United States


Great question! “This” and “it” are different types of pronouns, and there’s a lot to say about them. I’ll give you some basic tips to keep in mind.

“It” is more general. It can be a subject pronoun or an object pronoun. You can use it to speak generally about a thing that is either physically present, not present, or abstract. 

“This” is more specific. It is a demonstrative pronoun (“that,” “those,” and “these” are also demonstrative pronouns). I think of these pronouns as “pointer pronouns” because we use them when we can also point our finger at the object that we are talking about. Although there are some situations in which you can use “this” abstractly or for things that are not present, we use it most often when something is physically present. 

You can think about these examples:

- I love the book A Tale of Two Cities. It is a great book! (The book doesn’t need to be present.)

- Is this your copy of A Tale of Two Cities? This is a great book. (The book is near the speaker.)

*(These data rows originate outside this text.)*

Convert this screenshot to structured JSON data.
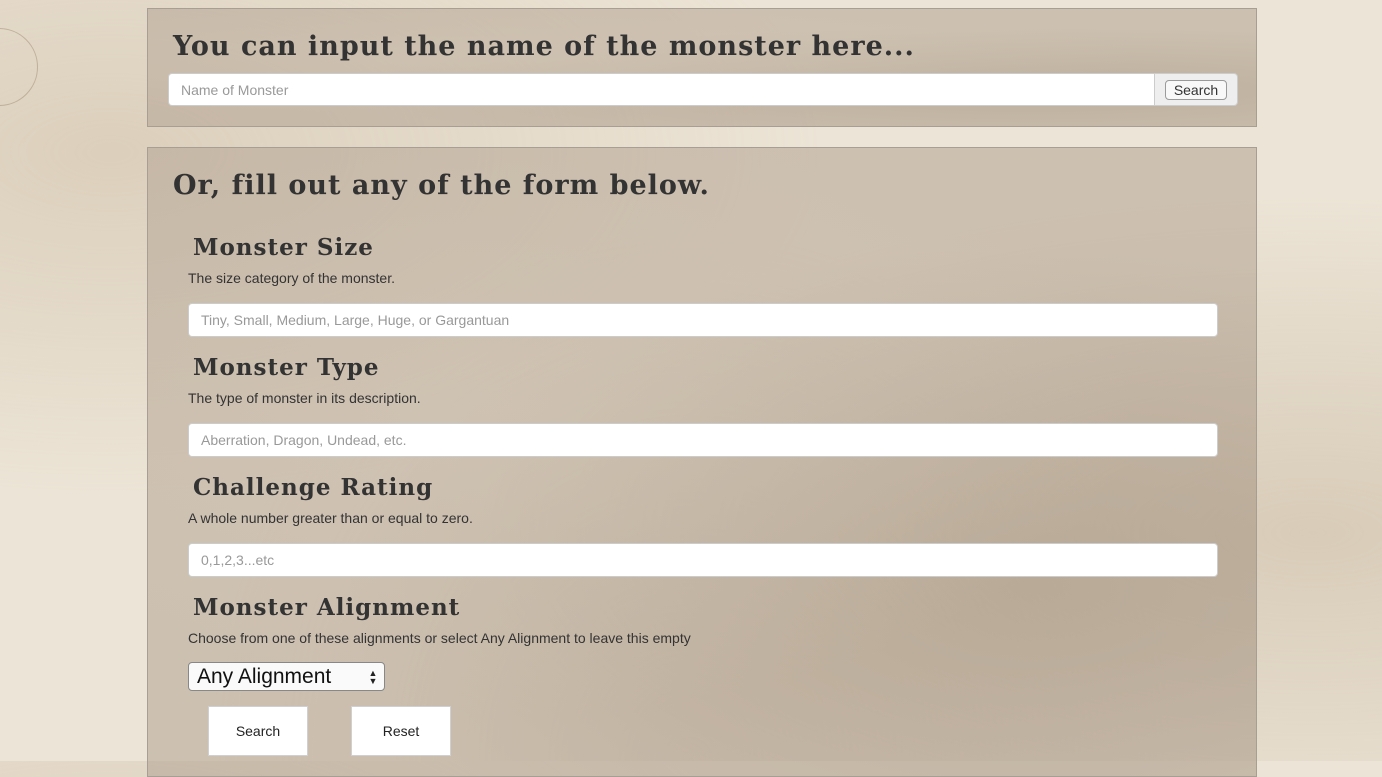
{
  "quick_search": {
    "heading": "You can input the name of the monster here...",
    "name_placeholder": "Name of Monster",
    "search_label": "Search"
  },
  "form": {
    "heading": "Or, fill out any of the form below.",
    "size": {
      "title": "Monster Size",
      "description": "The size category of the monster.",
      "placeholder": "Tiny, Small, Medium, Large, Huge, or Gargantuan"
    },
    "type": {
      "title": "Monster Type",
      "description": "The type of monster in its description.",
      "placeholder": "Aberration, Dragon, Undead, etc."
    },
    "challenge": {
      "title": "Challenge Rating",
      "description": "A whole number greater than or equal to zero.",
      "placeholder": "0,1,2,3...etc"
    },
    "alignment": {
      "title": "Monster Alignment",
      "description": "Choose from one of these alignments or select Any Alignment to leave this empty",
      "selected": "Any Alignment"
    },
    "search_label": "Search",
    "reset_label": "Reset"
  }
}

I hope this helps!



06:09 PM May 26 2016 |




03:22 AM May 31 2016 |